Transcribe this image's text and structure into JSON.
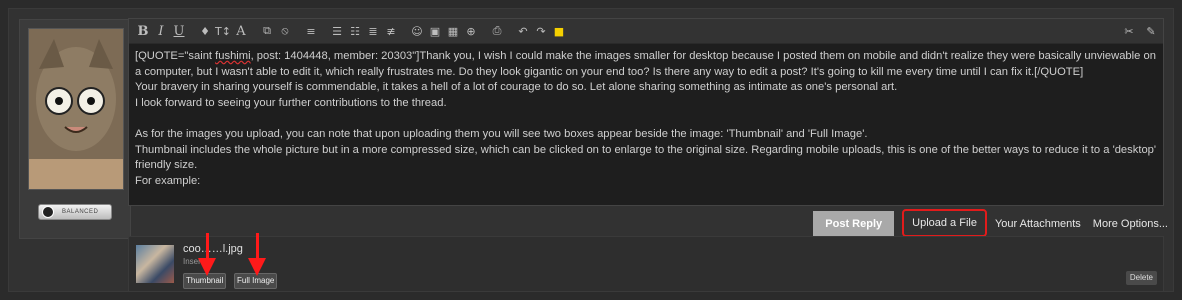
{
  "editor": {
    "toolbar_left": [
      "B",
      "I",
      "U",
      "♦",
      "T↕",
      "A",
      "⧉",
      "⦸",
      "≡",
      "☰",
      "☷",
      "≣",
      "≢",
      "☺",
      "▣",
      "▦",
      "⊕",
      "⎙",
      "↶",
      "↷",
      "■"
    ],
    "toolbar_right": [
      "✂",
      "✎"
    ],
    "quote_line_before": "[QUOTE=\"saint ",
    "quote_spell": "fushimi",
    "quote_line_after": ", post: 1404448, member: 20303\"]Thank you, I wish I could make the images smaller for desktop because I posted them on mobile and didn't realize they were basically unviewable on a computer, but I wasn't able to edit it, which really frustrates me. Do they look gigantic on your end too? Is there any way to edit a post? It's going to kill me every time until I can fix it.[/QUOTE]",
    "body": "Your bravery in sharing yourself is commendable, it takes a hell of a lot of courage to do so. Let alone sharing something as intimate as one's personal art.\nI look forward to seeing your further contributions to the thread.\n\nAs for the images you upload, you can note that upon uploading them you will see two boxes appear beside the image: 'Thumbnail' and 'Full Image'.\nThumbnail includes the whole picture but in a more compressed size, which can be clicked on to enlarge to the original size. Regarding mobile uploads, this is one of the better ways to reduce it to a 'desktop' friendly size.\nFor example:"
  },
  "buttons": {
    "post_reply": "Post Reply",
    "upload_file": "Upload a File",
    "attachments": "Your Attachments",
    "more_options": "More Options..."
  },
  "attachment": {
    "filename": "coo……l.jpg",
    "insert": "Insert:",
    "thumbnail": "Thumbnail",
    "full_image": "Full Image",
    "delete": "Delete"
  },
  "colors": {
    "highlight": "#e21b1b",
    "arrow": "#ff1a1a"
  }
}
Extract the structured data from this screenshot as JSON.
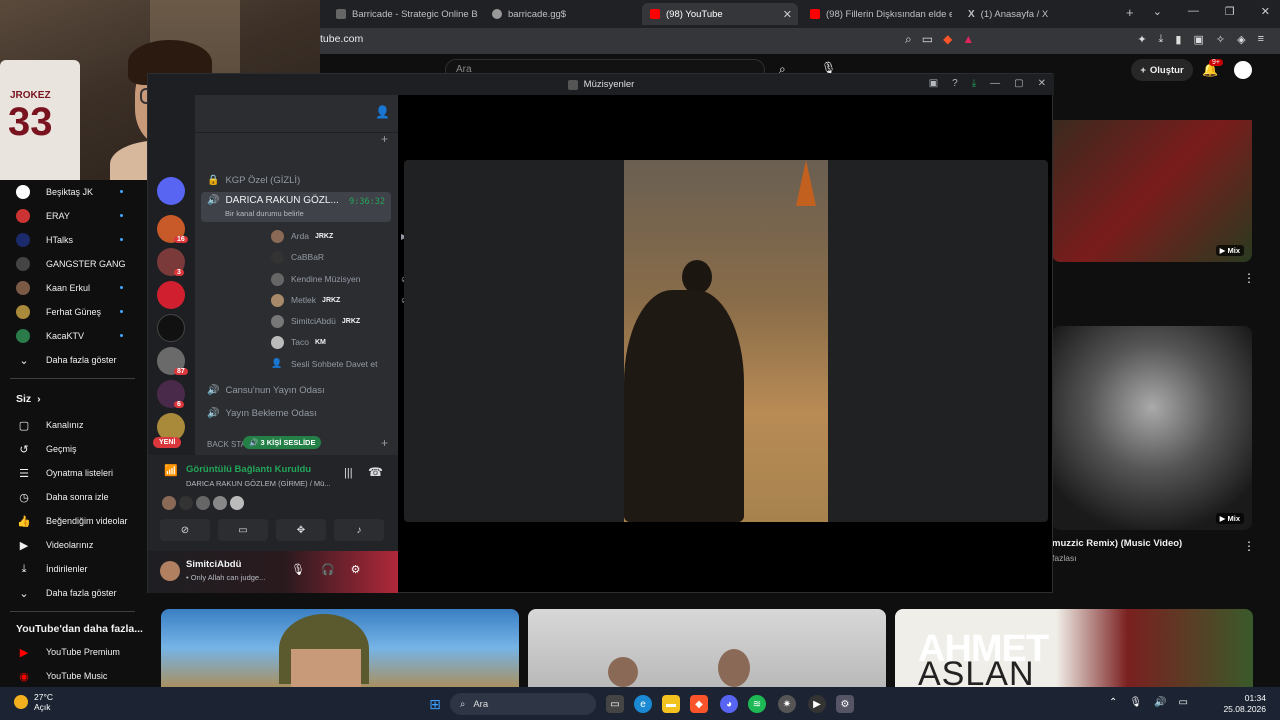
{
  "browser": {
    "tabs": [
      {
        "label": "Barricade - Strategic Online Board G",
        "active": false
      },
      {
        "label": "barricade.gg$",
        "active": false
      },
      {
        "label": "(98) YouTube",
        "active": true
      },
      {
        "label": "(98) Fillerin Dişkısından elde edilen",
        "active": false
      },
      {
        "label": "(1) Anasayfa / X",
        "active": false
      }
    ],
    "url": "tube.com"
  },
  "youtube": {
    "search_placeholder": "Ara",
    "create_label": "Oluştur",
    "notif_badge": "9+",
    "subscriptions": [
      "Beşiktaş JK",
      "ERAY",
      "HTalks",
      "GANGSTER GANG",
      "Kaan Erkul",
      "Ferhat Güneş",
      "KacaKTV"
    ],
    "show_more": "Daha fazla göster",
    "you_section": "Siz",
    "you_items": [
      "Kanalınız",
      "Geçmiş",
      "Oynatma listeleri",
      "Daha sonra izle",
      "Beğendiğim videolar",
      "Videolarınız",
      "İndirilenler",
      "Daha fazla göster"
    ],
    "more_from_yt": "YouTube'dan daha fazla...",
    "yt_items": [
      "YouTube Premium",
      "YouTube Music"
    ],
    "mix_label": "Mix",
    "video_title": "muzzic Remix) (Music Video)",
    "video_more": "fazlası",
    "ahmet_text": "AHMET",
    "aslan_text": "ASLAN"
  },
  "webcam": {
    "jersey_name": "JROKEZ",
    "jersey_number": "33"
  },
  "discord": {
    "window_title": "Müzisyenler",
    "server_badges": [
      "16",
      "3",
      "87",
      "6"
    ],
    "new_label": "YENİ",
    "channel_top": "KGP Özel (GİZLİ)",
    "active_channel": "DARICA RAKUN GÖZL...",
    "active_channel_sub": "Bir kanal durumu belirle",
    "active_channel_timer": "9:36:32",
    "voice_users": [
      {
        "name": "Arda",
        "tag": "JRKZ"
      },
      {
        "name": "CaBBaR",
        "tag": ""
      },
      {
        "name": "Kendine Müzisyen",
        "tag": ""
      },
      {
        "name": "Metlek",
        "tag": "JRKZ"
      },
      {
        "name": "SimitciAbdü",
        "tag": "JRKZ"
      },
      {
        "name": "Taco",
        "tag": "KM"
      }
    ],
    "invite_label": "Sesli Sohbete Davet et",
    "other_channels": [
      "Cansu'nun Yayın Odası",
      "Yayın Bekleme Odası"
    ],
    "category": "BACK STA",
    "live_pill": "3 KİŞİ SESLİDE",
    "voice_status": "Görüntülü Bağlantı Kuruldu",
    "voice_sub": "DARICA RAKUN GÖZLEM (GİRME) / Mü...",
    "user_name": "SimitciAbdü",
    "user_status": "• Only Allah can judge..."
  },
  "taskbar": {
    "weather_temp": "27°C",
    "weather_cond": "Açık",
    "search_label": "Ara",
    "time": "01:34",
    "date": "25.08.2026"
  }
}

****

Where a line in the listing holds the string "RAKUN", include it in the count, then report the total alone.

2